● **Work instructions**: How many lines of the entries below include the word "Restart"? Answer with the number alone.

======== Supplied material

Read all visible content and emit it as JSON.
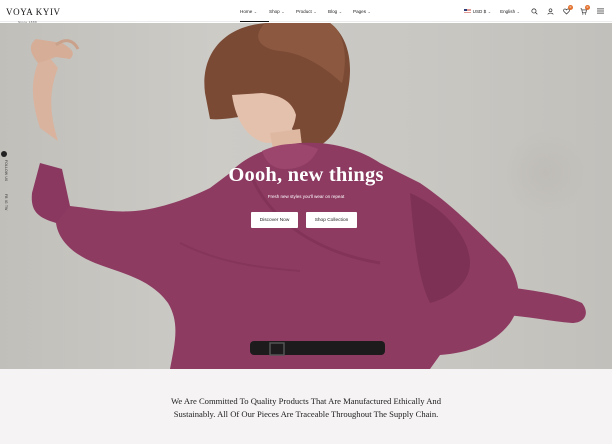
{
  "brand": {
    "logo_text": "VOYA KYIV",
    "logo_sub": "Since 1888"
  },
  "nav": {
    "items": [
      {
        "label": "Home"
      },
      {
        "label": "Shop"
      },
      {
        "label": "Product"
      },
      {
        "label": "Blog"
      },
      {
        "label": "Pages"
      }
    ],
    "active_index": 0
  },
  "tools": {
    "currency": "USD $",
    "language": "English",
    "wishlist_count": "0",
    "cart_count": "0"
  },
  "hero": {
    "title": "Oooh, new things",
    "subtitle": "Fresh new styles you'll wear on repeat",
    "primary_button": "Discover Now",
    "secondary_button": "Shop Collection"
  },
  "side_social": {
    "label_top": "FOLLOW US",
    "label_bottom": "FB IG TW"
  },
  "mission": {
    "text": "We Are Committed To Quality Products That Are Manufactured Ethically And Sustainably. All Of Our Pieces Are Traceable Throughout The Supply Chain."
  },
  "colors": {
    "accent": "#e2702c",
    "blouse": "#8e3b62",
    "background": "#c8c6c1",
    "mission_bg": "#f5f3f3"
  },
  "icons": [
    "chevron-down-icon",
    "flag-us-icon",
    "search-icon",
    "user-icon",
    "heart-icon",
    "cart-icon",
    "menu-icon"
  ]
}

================
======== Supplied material

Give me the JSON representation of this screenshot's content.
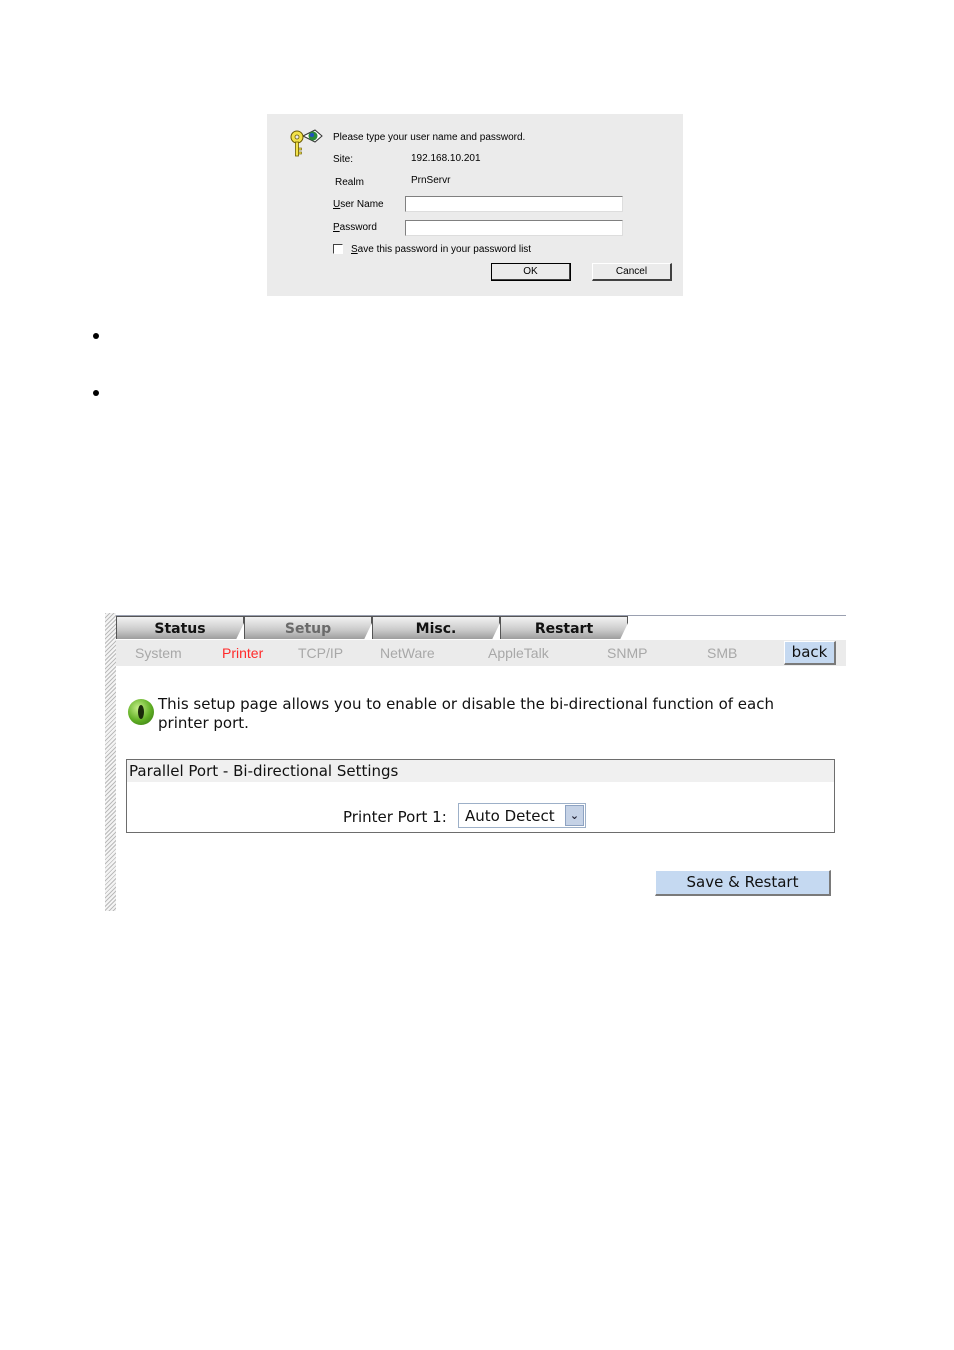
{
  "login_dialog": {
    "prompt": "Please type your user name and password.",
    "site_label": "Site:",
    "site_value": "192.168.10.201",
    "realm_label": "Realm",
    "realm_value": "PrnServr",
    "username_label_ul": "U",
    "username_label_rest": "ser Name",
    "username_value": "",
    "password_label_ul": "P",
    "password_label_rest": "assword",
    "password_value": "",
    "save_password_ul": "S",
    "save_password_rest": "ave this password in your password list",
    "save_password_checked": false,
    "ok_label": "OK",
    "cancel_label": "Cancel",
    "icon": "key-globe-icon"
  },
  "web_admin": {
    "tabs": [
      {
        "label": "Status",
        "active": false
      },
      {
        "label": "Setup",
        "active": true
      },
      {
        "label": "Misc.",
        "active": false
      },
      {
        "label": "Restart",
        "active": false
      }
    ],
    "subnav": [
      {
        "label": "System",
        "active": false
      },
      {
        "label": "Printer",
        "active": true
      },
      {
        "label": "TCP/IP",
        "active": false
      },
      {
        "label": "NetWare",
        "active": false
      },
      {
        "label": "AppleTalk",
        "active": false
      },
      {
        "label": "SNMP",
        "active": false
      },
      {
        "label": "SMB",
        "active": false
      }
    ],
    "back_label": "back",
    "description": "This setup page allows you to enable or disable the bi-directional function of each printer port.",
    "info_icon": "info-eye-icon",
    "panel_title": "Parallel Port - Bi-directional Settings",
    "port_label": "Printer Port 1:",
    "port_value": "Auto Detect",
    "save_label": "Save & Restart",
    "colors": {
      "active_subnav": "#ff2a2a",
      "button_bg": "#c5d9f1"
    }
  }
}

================
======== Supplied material

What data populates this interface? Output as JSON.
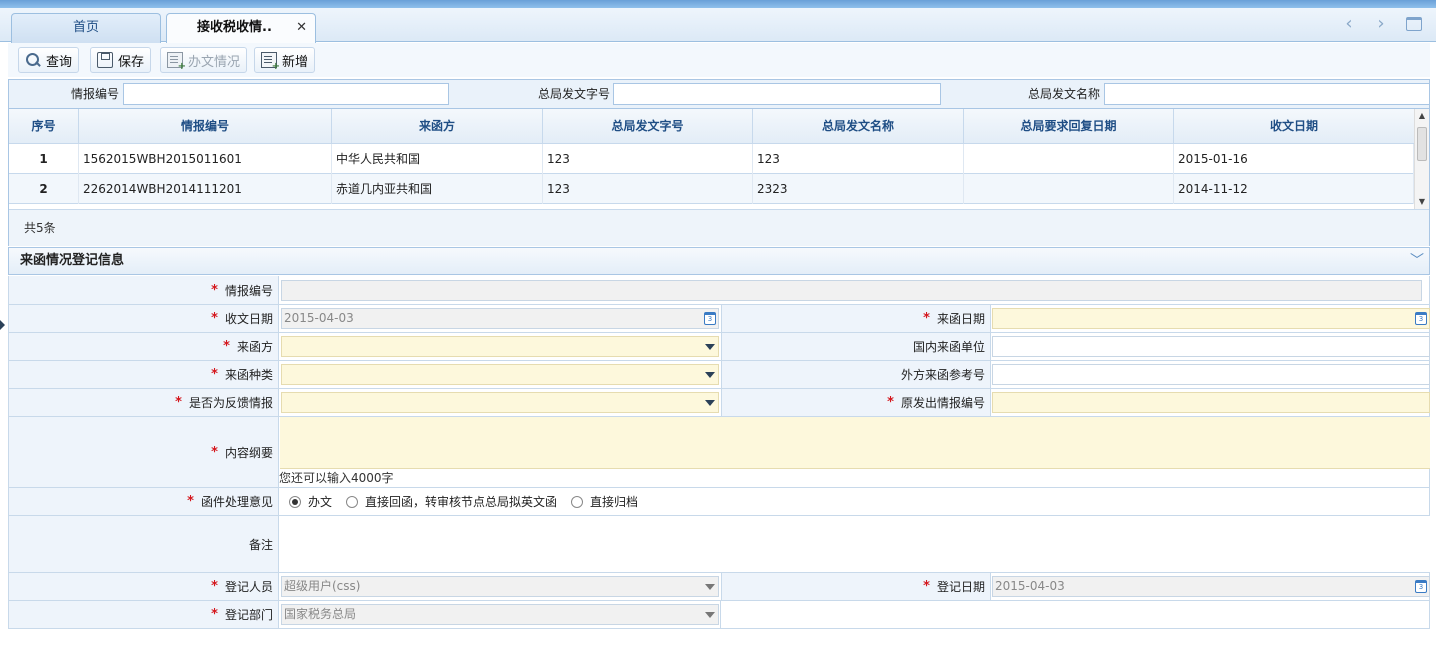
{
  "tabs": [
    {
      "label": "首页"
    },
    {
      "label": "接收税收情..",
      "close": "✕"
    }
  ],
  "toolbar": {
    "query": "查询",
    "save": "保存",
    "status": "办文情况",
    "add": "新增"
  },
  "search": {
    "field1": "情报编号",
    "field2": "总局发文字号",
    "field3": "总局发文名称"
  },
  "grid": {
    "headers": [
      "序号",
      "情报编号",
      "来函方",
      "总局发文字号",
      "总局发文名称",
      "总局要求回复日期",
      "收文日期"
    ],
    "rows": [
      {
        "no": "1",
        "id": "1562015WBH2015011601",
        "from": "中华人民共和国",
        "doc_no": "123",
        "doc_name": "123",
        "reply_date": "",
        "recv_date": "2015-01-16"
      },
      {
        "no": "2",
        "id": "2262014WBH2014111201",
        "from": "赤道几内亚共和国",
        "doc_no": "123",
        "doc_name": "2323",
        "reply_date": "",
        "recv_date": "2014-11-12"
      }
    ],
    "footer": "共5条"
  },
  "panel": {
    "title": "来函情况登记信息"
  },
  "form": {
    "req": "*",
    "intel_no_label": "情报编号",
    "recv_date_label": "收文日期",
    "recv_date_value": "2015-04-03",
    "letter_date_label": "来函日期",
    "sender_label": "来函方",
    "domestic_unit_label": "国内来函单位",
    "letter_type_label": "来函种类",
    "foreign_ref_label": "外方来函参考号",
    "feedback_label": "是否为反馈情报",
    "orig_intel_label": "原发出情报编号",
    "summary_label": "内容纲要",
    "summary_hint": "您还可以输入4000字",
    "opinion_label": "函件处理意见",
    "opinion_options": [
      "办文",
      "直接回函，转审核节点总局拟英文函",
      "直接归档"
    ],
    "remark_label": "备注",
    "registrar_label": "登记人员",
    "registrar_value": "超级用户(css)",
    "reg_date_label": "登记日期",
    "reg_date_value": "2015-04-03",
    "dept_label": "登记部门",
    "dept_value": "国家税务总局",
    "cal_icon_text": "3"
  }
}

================

● **Response**: 2